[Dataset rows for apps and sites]
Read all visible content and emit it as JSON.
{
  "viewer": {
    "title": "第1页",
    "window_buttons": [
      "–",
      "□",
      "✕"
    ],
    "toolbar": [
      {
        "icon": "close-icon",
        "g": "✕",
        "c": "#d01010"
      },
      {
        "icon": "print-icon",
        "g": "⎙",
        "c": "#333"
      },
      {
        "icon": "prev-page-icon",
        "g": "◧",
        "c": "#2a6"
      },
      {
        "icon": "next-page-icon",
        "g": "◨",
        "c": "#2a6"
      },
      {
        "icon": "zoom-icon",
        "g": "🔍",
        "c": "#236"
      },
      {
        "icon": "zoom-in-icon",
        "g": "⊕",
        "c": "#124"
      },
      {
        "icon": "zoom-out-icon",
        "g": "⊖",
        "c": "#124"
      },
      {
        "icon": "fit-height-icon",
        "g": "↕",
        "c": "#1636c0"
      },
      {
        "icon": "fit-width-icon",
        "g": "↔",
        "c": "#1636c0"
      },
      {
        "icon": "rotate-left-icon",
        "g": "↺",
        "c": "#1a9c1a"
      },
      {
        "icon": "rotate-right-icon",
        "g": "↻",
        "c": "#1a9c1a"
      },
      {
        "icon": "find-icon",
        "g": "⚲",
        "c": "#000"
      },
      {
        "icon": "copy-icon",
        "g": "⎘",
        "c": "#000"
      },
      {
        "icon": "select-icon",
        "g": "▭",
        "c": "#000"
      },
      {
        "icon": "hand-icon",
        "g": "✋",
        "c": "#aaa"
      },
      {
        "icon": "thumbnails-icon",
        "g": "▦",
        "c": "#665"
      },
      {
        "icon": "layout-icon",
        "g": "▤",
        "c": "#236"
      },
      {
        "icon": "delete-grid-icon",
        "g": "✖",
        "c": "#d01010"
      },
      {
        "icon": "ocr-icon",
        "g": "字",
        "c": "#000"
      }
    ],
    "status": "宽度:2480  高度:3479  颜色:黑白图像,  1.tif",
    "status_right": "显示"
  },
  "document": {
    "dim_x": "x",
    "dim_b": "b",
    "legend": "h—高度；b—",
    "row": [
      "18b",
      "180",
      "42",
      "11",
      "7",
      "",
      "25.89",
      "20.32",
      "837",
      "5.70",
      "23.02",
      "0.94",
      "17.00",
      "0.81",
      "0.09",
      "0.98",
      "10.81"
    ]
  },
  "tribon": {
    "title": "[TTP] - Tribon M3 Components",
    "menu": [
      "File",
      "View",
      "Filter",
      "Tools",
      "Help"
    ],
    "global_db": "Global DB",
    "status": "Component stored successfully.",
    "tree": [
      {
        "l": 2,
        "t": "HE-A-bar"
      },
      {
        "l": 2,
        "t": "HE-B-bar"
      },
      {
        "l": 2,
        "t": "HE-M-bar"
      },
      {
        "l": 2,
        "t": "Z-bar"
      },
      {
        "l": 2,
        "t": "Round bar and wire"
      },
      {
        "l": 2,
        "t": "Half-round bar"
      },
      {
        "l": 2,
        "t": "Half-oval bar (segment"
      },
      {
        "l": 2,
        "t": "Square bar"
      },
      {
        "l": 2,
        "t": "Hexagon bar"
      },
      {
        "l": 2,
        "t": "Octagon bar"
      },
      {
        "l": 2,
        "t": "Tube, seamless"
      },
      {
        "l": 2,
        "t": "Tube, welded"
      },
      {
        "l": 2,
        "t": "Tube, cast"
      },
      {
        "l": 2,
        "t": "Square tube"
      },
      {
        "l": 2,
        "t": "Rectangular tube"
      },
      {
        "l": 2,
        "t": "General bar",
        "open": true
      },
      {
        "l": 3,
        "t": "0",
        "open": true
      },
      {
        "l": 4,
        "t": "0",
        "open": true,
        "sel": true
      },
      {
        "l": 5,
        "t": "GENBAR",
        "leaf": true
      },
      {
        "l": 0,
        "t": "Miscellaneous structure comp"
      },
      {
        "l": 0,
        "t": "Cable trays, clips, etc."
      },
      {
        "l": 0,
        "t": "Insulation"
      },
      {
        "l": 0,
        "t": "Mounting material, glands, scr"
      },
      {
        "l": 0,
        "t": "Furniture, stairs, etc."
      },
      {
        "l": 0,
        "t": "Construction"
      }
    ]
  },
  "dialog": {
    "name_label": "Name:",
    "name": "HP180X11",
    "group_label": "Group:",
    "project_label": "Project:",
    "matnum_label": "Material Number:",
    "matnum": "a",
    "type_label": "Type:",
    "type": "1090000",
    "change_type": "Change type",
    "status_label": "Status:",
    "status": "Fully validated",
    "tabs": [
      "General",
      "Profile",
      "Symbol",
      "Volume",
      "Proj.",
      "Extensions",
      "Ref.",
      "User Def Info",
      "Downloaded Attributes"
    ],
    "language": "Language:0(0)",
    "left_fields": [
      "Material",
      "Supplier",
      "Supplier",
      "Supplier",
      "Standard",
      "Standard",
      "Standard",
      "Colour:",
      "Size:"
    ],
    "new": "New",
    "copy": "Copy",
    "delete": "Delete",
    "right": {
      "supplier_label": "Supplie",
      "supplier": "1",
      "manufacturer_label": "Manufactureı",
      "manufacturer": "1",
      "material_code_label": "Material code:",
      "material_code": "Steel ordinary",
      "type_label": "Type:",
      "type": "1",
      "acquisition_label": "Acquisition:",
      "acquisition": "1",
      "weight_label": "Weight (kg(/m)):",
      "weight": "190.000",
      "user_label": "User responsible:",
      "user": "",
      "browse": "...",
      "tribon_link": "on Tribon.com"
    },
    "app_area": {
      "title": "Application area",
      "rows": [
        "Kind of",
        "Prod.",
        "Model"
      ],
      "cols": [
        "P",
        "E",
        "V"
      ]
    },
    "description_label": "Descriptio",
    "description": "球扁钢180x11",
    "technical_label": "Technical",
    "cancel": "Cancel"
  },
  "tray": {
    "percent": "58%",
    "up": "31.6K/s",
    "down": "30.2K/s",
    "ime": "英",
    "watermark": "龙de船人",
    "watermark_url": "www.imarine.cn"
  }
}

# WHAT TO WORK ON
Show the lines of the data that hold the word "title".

# WRITTEN SOLUTION
    "title": "第1页",
    "title": "[TTP] - Tribon M3 Components",
      "title": "Application area",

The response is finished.